Before long, I’m absorbed in stories about illiteracy in London, theatre reviews, and political debates over the economy and NHS. A strong, chilly breeze fights for control over the newspaper pages, but I press on and win the battle. The noise of the city is all but gone. It’s just me and newsprint whittling the day away, one story at a time. I could be anywhere and nowhere all at once. It’s just another day until I look up and see a shaft of sun hit Parliament and bounce off Westminster Bridge. In amazement, I realize I’m in the heart of London basking in a stunning reminder of the good fortune that brought me to this beautiful place.
Here’s my view, shortly before the rain came pouring down . . .
A sense of wonder
lights the dark
of a starless night
A crescent moon
dreams of fireflies
silver kissed ripples
Beating wings carry
beacons of hope
Satin blue peeks

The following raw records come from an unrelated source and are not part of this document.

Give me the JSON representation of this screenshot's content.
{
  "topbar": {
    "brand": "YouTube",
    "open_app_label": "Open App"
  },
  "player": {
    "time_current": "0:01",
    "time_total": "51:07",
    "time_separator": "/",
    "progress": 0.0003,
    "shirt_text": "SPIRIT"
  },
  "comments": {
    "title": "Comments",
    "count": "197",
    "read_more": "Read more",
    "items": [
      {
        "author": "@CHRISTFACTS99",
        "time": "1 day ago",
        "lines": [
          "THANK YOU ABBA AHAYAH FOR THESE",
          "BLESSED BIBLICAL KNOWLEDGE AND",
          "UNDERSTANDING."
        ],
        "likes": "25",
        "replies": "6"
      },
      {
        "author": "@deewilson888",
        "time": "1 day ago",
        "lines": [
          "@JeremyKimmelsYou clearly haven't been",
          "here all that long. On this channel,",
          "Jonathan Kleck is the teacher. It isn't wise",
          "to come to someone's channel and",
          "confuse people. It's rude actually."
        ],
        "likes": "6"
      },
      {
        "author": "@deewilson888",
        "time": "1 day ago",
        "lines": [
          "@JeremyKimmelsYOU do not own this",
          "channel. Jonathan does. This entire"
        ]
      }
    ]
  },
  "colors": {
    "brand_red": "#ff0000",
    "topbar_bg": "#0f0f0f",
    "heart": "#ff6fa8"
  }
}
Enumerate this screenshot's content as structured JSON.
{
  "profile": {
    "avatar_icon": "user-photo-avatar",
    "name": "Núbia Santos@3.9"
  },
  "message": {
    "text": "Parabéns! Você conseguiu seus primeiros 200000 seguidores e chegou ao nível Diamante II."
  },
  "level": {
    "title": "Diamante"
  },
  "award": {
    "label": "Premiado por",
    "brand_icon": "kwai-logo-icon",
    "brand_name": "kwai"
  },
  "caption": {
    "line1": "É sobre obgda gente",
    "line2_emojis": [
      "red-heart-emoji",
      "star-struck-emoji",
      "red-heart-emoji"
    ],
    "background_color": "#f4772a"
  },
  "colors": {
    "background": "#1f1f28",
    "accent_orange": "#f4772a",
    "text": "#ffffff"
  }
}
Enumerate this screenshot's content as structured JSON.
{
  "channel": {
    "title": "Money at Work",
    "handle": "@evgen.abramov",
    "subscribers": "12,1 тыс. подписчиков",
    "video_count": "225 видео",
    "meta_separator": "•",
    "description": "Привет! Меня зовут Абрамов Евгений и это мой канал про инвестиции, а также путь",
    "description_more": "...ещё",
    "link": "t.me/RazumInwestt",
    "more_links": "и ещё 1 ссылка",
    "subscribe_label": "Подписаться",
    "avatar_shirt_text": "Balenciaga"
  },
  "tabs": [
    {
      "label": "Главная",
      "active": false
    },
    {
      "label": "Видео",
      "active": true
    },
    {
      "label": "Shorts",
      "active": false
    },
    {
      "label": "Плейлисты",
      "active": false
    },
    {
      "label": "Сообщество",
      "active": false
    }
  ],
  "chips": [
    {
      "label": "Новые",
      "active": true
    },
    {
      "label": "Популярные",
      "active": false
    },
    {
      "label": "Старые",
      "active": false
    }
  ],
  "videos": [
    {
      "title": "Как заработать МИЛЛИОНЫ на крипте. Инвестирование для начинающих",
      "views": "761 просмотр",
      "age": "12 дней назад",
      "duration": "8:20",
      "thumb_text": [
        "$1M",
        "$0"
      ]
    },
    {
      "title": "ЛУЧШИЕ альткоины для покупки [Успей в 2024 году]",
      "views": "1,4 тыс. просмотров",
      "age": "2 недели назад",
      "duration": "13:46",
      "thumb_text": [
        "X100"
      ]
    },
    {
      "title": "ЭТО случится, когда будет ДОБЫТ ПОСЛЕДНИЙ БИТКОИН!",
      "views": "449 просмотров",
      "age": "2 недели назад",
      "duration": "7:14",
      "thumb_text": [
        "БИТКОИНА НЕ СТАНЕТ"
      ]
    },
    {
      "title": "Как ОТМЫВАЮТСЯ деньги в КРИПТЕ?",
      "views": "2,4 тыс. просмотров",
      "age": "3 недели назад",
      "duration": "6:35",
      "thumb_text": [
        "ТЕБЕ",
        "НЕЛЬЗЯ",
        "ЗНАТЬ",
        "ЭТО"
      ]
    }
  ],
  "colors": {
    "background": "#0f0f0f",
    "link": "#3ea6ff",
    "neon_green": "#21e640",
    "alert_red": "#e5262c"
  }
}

through broken clouds
The last few raindrops
cling to newborn
leaves of spring